* **WORK TO BE COMPLETED**: The answer should match the records character for character.

*** DATA IN THIS EXERCISE Section Begins ***

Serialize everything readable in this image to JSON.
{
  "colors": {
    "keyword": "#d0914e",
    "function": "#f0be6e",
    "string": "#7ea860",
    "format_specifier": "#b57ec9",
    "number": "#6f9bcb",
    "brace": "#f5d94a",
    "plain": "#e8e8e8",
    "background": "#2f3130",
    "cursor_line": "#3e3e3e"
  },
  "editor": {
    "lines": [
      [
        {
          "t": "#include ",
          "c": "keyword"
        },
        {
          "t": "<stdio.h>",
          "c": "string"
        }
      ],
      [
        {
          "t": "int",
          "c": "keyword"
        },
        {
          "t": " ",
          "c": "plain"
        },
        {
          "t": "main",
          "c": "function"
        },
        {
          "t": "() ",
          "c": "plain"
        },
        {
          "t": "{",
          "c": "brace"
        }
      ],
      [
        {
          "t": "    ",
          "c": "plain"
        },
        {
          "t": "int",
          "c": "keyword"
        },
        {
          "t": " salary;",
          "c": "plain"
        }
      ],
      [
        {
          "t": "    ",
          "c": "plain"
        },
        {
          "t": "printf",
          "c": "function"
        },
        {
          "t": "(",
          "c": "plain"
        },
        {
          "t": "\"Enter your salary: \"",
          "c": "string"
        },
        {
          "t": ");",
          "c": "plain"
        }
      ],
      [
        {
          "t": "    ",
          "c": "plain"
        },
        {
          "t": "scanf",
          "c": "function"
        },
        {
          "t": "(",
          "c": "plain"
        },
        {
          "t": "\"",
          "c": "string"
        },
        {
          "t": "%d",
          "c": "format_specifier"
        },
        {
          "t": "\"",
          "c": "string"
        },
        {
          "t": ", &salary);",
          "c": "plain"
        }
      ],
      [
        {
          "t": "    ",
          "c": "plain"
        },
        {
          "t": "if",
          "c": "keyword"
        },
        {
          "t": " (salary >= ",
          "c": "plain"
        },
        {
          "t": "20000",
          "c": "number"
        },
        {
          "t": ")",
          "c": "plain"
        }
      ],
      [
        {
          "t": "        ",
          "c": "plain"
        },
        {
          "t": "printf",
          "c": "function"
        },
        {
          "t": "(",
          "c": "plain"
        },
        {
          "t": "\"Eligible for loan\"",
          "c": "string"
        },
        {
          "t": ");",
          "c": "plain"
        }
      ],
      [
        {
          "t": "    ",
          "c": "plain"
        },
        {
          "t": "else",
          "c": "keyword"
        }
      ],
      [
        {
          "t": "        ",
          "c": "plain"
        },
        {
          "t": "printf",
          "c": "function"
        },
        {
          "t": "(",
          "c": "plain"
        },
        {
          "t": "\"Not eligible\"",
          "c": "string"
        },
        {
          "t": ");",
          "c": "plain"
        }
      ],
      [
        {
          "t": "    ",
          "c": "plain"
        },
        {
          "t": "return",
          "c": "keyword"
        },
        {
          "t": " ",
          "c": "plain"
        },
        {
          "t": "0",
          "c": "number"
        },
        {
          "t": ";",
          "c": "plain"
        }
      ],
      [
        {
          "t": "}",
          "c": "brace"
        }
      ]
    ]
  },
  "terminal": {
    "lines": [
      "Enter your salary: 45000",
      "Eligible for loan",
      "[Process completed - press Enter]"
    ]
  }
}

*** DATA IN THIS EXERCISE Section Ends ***

* **ANSWER TO THIS PROBLEM**:
Serialize everything readable in this image to JSON.
{
  "colors": {
    "keyword": "#d0914e",
    "function": "#f0be6e",
    "string": "#7ea860",
    "format_specifier": "#b57ec9",
    "number": "#6f9bcb",
    "brace": "#f5d94a",
    "plain": "#e8e8e8",
    "background": "#2f3130",
    "cursor_line": "#3e3e3e"
  },
  "editor": {
    "lines": [
      [
        {
          "t": "#include ",
          "c": "keyword"
        },
        {
          "t": "<stdio.h>",
          "c": "string"
        }
      ],
      [
        {
          "t": "int",
          "c": "keyword"
        },
        {
          "t": " ",
          "c": "plain"
        },
        {
          "t": "main",
          "c": "function"
        },
        {
          "t": "() ",
          "c": "plain"
        },
        {
          "t": "{",
          "c": "brace"
        }
      ],
      [
        {
          "t": "    ",
          "c": "plain"
        },
        {
          "t": "int",
          "c": "keyword"
        },
        {
          "t": " salary;",
          "c": "plain"
        }
      ],
      [
        {
          "t": "    ",
          "c": "plain"
        },
        {
          "t": "printf",
          "c": "function"
        },
        {
          "t": "(",
          "c": "plain"
        },
        {
          "t": "\"Enter your salary: \"",
          "c": "string"
        },
        {
          "t": ");",
          "c": "plain"
        }
      ],
      [
        {
          "t": "    ",
          "c": "plain"
        },
        {
          "t": "scanf",
          "c": "function"
        },
        {
          "t": "(",
          "c": "plain"
        },
        {
          "t": "\"",
          "c": "string"
        },
        {
          "t": "%d",
          "c": "format_specifier"
        },
        {
          "t": "\"",
          "c": "string"
        },
        {
          "t": ", &salary);",
          "c": "plain"
        }
      ],
      [
        {
          "t": "    ",
          "c": "plain"
        },
        {
          "t": "if",
          "c": "keyword"
        },
        {
          "t": " (salary >= ",
          "c": "plain"
        },
        {
          "t": "20000",
          "c": "number"
        },
        {
          "t": ")",
          "c": "plain"
        }
      ],
      [
        {
          "t": "        ",
          "c": "plain"
        },
        {
          "t": "printf",
          "c": "function"
        },
        {
          "t": "(",
          "c": "plain"
        },
        {
          "t": "\"Eligible for loan\"",
          "c": "string"
        },
        {
          "t": ");",
          "c": "plain"
        }
      ],
      [
        {
          "t": "    ",
          "c": "plain"
        },
        {
          "t": "else",
          "c": "keyword"
        }
      ],
      [
        {
          "t": "        ",
          "c": "plain"
        },
        {
          "t": "printf",
          "c": "function"
        },
        {
          "t": "(",
          "c": "plain"
        },
        {
          "t": "\"Not eligible\"",
          "c": "string"
        },
        {
          "t": ");",
          "c": "plain"
        }
      ],
      [
        {
          "t": "    ",
          "c": "plain"
        },
        {
          "t": "return",
          "c": "keyword"
        },
        {
          "t": " ",
          "c": "plain"
        },
        {
          "t": "0",
          "c": "number"
        },
        {
          "t": ";",
          "c": "plain"
        }
      ],
      [
        {
          "t": "}",
          "c": "brace"
        }
      ]
    ]
  },
  "terminal": {
    "lines": [
      "Enter your salary: 45000",
      "Eligible for loan",
      "[Process completed - press Enter]"
    ]
  }
}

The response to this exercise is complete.